How much longer he will be able to perform at that standard though, is a major question for the Atlanta front office.
Andrelton Simmons will never put up the gaudy offensive numbers Chipper Jones once did. But like Ozzie Smith, Simmons will provide Hall of Fame value another way: on the defensive side of the ball.
At the plate, Simmons is an aggressive hitter that doesn't strike out an awful lot, and was able to prove he can more than hold his own at the big league level, hitting .296 with a .336 OBP before his injury. With time, the OBP should go up, and so too should his stolen base totals, which I expect shall be around 25 annually.
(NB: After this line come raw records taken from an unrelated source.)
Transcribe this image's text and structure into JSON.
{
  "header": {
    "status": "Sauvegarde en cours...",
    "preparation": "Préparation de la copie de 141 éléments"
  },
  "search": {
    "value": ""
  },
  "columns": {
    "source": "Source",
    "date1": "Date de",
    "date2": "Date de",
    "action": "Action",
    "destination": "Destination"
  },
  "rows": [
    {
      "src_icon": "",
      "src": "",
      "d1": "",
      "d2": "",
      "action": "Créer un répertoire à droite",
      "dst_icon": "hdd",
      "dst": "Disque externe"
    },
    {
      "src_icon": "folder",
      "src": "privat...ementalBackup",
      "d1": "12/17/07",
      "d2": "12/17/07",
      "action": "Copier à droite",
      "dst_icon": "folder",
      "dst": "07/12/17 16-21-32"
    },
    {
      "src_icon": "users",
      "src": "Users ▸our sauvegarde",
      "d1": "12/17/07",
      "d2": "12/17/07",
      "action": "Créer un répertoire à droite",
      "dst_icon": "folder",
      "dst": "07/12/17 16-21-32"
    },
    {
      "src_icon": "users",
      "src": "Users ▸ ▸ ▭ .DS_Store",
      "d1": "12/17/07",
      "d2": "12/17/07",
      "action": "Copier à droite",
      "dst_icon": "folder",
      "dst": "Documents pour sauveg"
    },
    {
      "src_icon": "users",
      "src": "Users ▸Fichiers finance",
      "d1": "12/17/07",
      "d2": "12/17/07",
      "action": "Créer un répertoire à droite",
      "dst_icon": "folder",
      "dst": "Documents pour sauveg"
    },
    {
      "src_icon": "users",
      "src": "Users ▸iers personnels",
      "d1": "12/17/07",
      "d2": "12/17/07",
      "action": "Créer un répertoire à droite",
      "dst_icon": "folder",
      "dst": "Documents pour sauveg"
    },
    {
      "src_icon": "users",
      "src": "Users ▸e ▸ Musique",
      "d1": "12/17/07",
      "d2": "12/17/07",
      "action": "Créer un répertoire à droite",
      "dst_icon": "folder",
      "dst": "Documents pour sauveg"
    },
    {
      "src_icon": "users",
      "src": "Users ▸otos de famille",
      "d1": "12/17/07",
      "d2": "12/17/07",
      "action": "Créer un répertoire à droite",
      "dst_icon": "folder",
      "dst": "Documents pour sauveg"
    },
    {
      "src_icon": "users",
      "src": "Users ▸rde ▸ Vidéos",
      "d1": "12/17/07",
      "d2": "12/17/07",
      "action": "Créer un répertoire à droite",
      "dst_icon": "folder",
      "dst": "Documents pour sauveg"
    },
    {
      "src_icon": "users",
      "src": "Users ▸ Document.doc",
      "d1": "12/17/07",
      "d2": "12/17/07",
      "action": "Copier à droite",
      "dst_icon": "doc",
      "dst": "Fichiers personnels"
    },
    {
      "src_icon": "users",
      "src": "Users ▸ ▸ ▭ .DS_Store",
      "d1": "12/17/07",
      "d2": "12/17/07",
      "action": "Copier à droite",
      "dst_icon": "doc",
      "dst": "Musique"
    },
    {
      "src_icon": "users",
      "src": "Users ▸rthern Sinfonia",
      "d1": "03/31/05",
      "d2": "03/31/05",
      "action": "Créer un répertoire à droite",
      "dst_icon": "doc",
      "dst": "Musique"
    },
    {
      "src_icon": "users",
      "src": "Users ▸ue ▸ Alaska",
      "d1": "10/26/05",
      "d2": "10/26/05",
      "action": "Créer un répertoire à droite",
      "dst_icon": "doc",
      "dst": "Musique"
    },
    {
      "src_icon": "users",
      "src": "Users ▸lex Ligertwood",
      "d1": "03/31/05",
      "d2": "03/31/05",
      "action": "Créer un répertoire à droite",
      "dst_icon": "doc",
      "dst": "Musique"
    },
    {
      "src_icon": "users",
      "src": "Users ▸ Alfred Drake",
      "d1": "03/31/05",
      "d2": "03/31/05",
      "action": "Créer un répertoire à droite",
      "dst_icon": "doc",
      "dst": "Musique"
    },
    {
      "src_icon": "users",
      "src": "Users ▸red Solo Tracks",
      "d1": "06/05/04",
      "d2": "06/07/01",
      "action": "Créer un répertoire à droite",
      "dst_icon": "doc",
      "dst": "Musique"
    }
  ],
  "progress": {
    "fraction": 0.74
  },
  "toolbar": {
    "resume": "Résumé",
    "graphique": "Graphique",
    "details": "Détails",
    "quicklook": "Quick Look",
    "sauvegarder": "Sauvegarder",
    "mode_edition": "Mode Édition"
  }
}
It's at shortstop though, where Simmons earns his keep. His arm has been compared favorably to Rafael Furcal, and through just two months of play, he has been considered by some as the best defensive shortstop in baseball. He even accumulated almost two WAR in just 125 plate appearances.
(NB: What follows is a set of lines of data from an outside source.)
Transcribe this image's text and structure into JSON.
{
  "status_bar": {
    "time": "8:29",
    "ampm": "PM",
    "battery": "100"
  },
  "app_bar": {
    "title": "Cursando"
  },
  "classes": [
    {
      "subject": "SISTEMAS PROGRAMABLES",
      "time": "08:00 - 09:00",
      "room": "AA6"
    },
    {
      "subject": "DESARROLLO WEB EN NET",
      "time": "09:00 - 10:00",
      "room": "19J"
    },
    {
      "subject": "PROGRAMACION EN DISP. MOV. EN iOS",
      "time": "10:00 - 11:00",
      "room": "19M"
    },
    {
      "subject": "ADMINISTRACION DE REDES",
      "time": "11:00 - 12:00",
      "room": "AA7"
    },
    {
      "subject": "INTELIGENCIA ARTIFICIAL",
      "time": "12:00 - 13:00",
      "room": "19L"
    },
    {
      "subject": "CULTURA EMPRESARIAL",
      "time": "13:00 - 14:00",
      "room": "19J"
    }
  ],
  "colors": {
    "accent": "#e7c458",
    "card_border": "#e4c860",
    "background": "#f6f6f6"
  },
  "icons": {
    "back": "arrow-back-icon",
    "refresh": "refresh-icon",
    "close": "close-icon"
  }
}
Simmons is the shortstop of the now and the future (being just 22 years of age), and his solid hitting and other-worldly fielding will make him a mainstay in the Atlanta roster for at least the next decade.
Freddie Freeman is quickly becoming a fan favorite in Atlanta.
The 22-year-old has improved on every area of his offensive approach, seeing increases in walk rate, slugging percentage, and on-base percentage, decreasing his strikeout rate, and maintaining his batting average in spite of his BABIP declining by nearly 20 points. He's even on track to become two wins better than he was last year. (Fangraphs)
He's already secured himself a spot in the Braves lineup for the next decade, and as he matures, I see Freeman nearing a .300 average with 30 home runs annually.
Things are bright in Atlanta when the Braves future cleanup hitter is 22 years old, already producing at near-All-Star level, and improving all the time.
Could it be anyone else?
Jason Heyward's upside is higher than anyone else on this list, and he's already the most valuable player on the Braves. It's a no-brainer to me.
He's bounced back from his injury-ridden 2011 campaign to hit .270 with a .344 OBP, a .481 slugging percentage, and 19 home runs to pair with 15 stolen bases, and excellent defense in right field to boot.
His strikeout rate is alarmingly high (nearing 25 percent), but if he can lower it down to about 15 percent in a couple years, something completely attainable as long as he keeps improving, the sky is certainly the limit for Heyward.
Heyward is just 23 years old, but its time Chipper pass him the torch as the face of the franchise.